In many community studies in affluent societies this scheme has been simplified and cut-off points of 25 and 30 kg/m2 are used for descriptive purposes. The prevalence of very low BMI (< 18.5 kg/m2) and very high BMI (40 kg/m2 or higher) is usually low, in the order of 1-2% or less. Already researchers in Asian countries have criticized these cut-points. The absolute health risks seem to be higher at any level of the BMI in Chinese and South Asian people, which is probably also true for Asians living elsewhere. There are some developments that indicate that the cut-points to designate obesity or overweight may be lowered by several units of BMI. This would of course greatly affect the estimates of the prevalence of obesity in these populations. For instance, the prevalence of overweight measured as BMI > 27kg/m2 in the 1989 China Health and Nutrition Survey (2) was 6% in the North, 3% in Central China and 1% in the South.

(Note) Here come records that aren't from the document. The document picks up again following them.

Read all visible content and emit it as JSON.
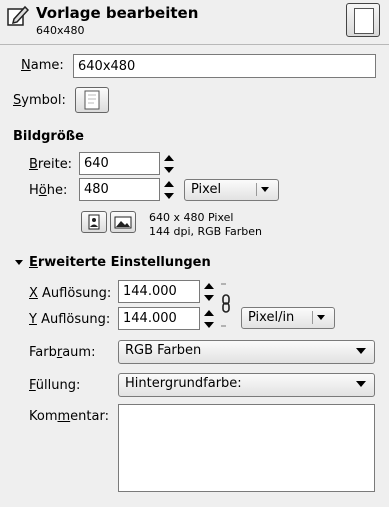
{
  "header": {
    "title": "Vorlage bearbeiten",
    "subtitle": "640x480"
  },
  "name": {
    "label_pre": "",
    "label_mn": "N",
    "label_post": "ame:",
    "value": "640x480"
  },
  "symbol": {
    "label_mn": "S",
    "label_post": "ymbol:"
  },
  "size_section": {
    "title": "Bildgröße",
    "width_label_mn": "B",
    "width_label_post": "reite:",
    "width_value": "640",
    "height_label_pre": "H",
    "height_label_mn": "ö",
    "height_label_post": "he:",
    "unit": "Pixel",
    "info_line1": "640 x 480 Pixel",
    "info_line2": "144 dpi, RGB Farben"
  },
  "advanced": {
    "title_mn": "E",
    "title_post": "rweiterte Einstellungen",
    "xres_label_mn": "X",
    "xres_label_post": " Auflösung:",
    "xres_value": "144.000",
    "yres_label_mn": "Y",
    "yres_label_post": " Auflösung:",
    "yres_value": "144.000",
    "res_unit": "Pixel/in",
    "colorspace_label_pre": "Farb",
    "colorspace_label_mn": "r",
    "colorspace_label_post": "aum:",
    "colorspace_value": "RGB Farben",
    "fill_label_mn": "F",
    "fill_label_post": "üllung:",
    "fill_value": "Hintergrundfarbe:",
    "comment_label_pre": "Kom",
    "comment_label_mn": "m",
    "comment_label_post": "entar:",
    "comment_value": ""
  }
}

If the cut-off point was lowered to 25 kg/m2 the prevalence would be increased to, respectively, 15%, 9% and 6%. In countries such as China and India, each with over a billion inhabitants, small changes in the criteria for overweight or obesity potentially increase the world estimate of obesity by several hundred million (currently estimates are about 250 million worldwide).
Much research over the last decade has suggested that for an accurate classification of overweight and obesity with respect to the health risks one needs to factor in abdominal fat distribution. Traditionally this has been indicated by a relatively high waist-to-hip circumference ratio. Recently it has been accepted that the waist circumference alone may be a better and simpler measure of abdominal fatness (3,4). Table 2.2 gives some tentative cut-points for the waist circumference. These are again based on data in white populations.
In June 1998 the National Institutes of Health (National Heart, Lung and Blood Institute) adopted the BMI classification and combined this with waist cut-off points (6). In this classification the combination of overweight (BMI between 25 and 30kg/m2) and moderate obesity (BMI between 30 and 35 kg/m2) with a large waist circumference (> 102 cm in men or 88 cm in women) is proposed to carry additional risk.
Was this article helpful?
Many women who have recently given birth are always interested in attempting to lose some of that extra weight that traditionally accompanies having a baby. What many of these women do not entirely realize is the fact that breast-feeding can not only help provide the baby with essential vitamins and nutrients, but can also help in the weight-loss process.